Input records:
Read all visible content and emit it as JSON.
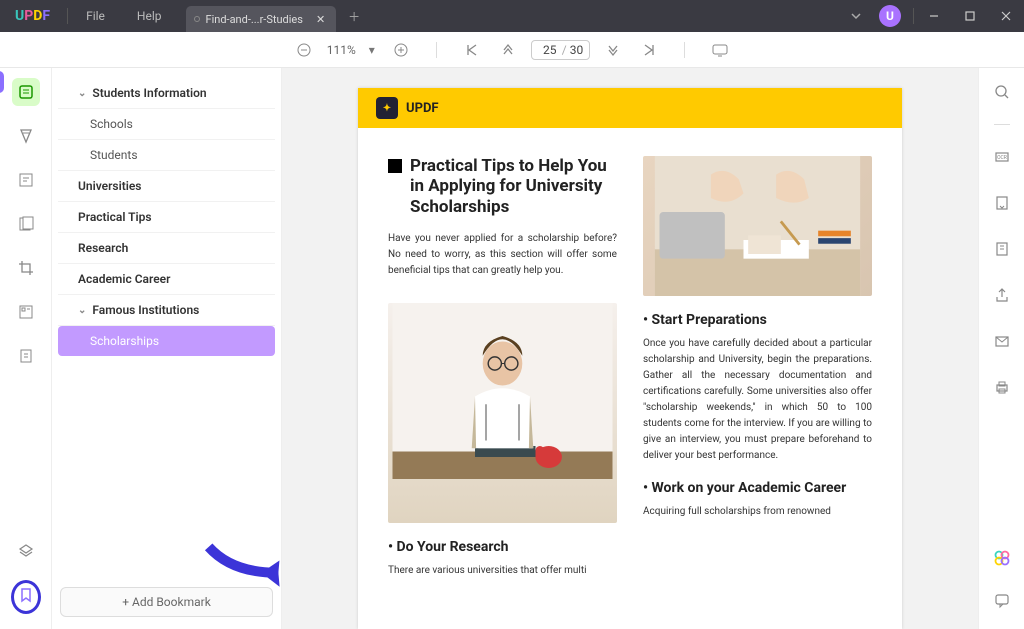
{
  "titleBar": {
    "menus": [
      "File",
      "Help"
    ],
    "tabName": "Find-and-...r-Studies",
    "avatar": "U"
  },
  "toolbar": {
    "zoom": "111%",
    "currentPage": "25",
    "totalPages": "30"
  },
  "bookmarks": {
    "items": [
      {
        "label": "Students Information",
        "level": 1,
        "bold": true,
        "expand": true
      },
      {
        "label": "Schools",
        "level": 2
      },
      {
        "label": "Students",
        "level": 2
      },
      {
        "label": "Universities",
        "level": 1,
        "bold": true
      },
      {
        "label": "Practical Tips",
        "level": 1,
        "bold": true
      },
      {
        "label": "Research",
        "level": 1,
        "bold": true
      },
      {
        "label": "Academic Career",
        "level": 1,
        "bold": true
      },
      {
        "label": "Famous Institutions",
        "level": 1,
        "bold": true,
        "expand": true
      },
      {
        "label": "Scholarships",
        "level": 2,
        "selected": true
      }
    ],
    "addLabel": "+ Add Bookmark"
  },
  "doc": {
    "brand": "UPDF",
    "title": "Practical Tips to Help You in Applying for University Scholarships",
    "intro": "Have you never applied for a scholarship before? No need to worry, as this section will offer some beneficial tips that can greatly help you.",
    "sec1": "Do Your Research",
    "sec1text": "There are various universities that offer multi",
    "sec2": "Start Preparations",
    "sec2text": "Once you have carefully decided about a particular scholarship and University, begin the preparations. Gather all the necessary documentation and certifications carefully. Some universities also offer \"scholarship weekends,\" in which 50 to 100 students come for the interview. If you are willing to give an interview, you must prepare beforehand to deliver your best performance.",
    "sec3": "Work on your Academic Career",
    "sec3text": "Acquiring full scholarships from renowned"
  }
}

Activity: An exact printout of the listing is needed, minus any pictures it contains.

Task answer:
Read all visible content and emit it as JSON.
{
  "titleBar": {
    "menus": [
      "File",
      "Help"
    ],
    "tabName": "Find-and-...r-Studies",
    "avatar": "U"
  },
  "toolbar": {
    "zoom": "111%",
    "currentPage": "25",
    "totalPages": "30"
  },
  "bookmarks": {
    "items": [
      {
        "label": "Students Information",
        "level": 1,
        "bold": true,
        "expand": true
      },
      {
        "label": "Schools",
        "level": 2
      },
      {
        "label": "Students",
        "level": 2
      },
      {
        "label": "Universities",
        "level": 1,
        "bold": true
      },
      {
        "label": "Practical Tips",
        "level": 1,
        "bold": true
      },
      {
        "label": "Research",
        "level": 1,
        "bold": true
      },
      {
        "label": "Academic Career",
        "level": 1,
        "bold": true
      },
      {
        "label": "Famous Institutions",
        "level": 1,
        "bold": true,
        "expand": true
      },
      {
        "label": "Scholarships",
        "level": 2,
        "selected": true
      }
    ],
    "addLabel": "+ Add Bookmark"
  },
  "doc": {
    "brand": "UPDF",
    "title": "Practical Tips to Help You in Applying for University Scholarships",
    "intro": "Have you never applied for a scholarship before? No need to worry, as this section will offer some beneficial tips that can greatly help you.",
    "sec1": "Do Your Research",
    "sec1text": "There are various universities that offer multi",
    "sec2": "Start Preparations",
    "sec2text": "Once you have carefully decided about a particular scholarship and University, begin the preparations. Gather all the necessary documentation and certifications carefully. Some universities also offer \"scholarship weekends,\" in which 50 to 100 students come for the interview. If you are willing to give an interview, you must prepare beforehand to deliver your best performance.",
    "sec3": "Work on your Academic Career",
    "sec3text": "Acquiring full scholarships from renowned"
  }
}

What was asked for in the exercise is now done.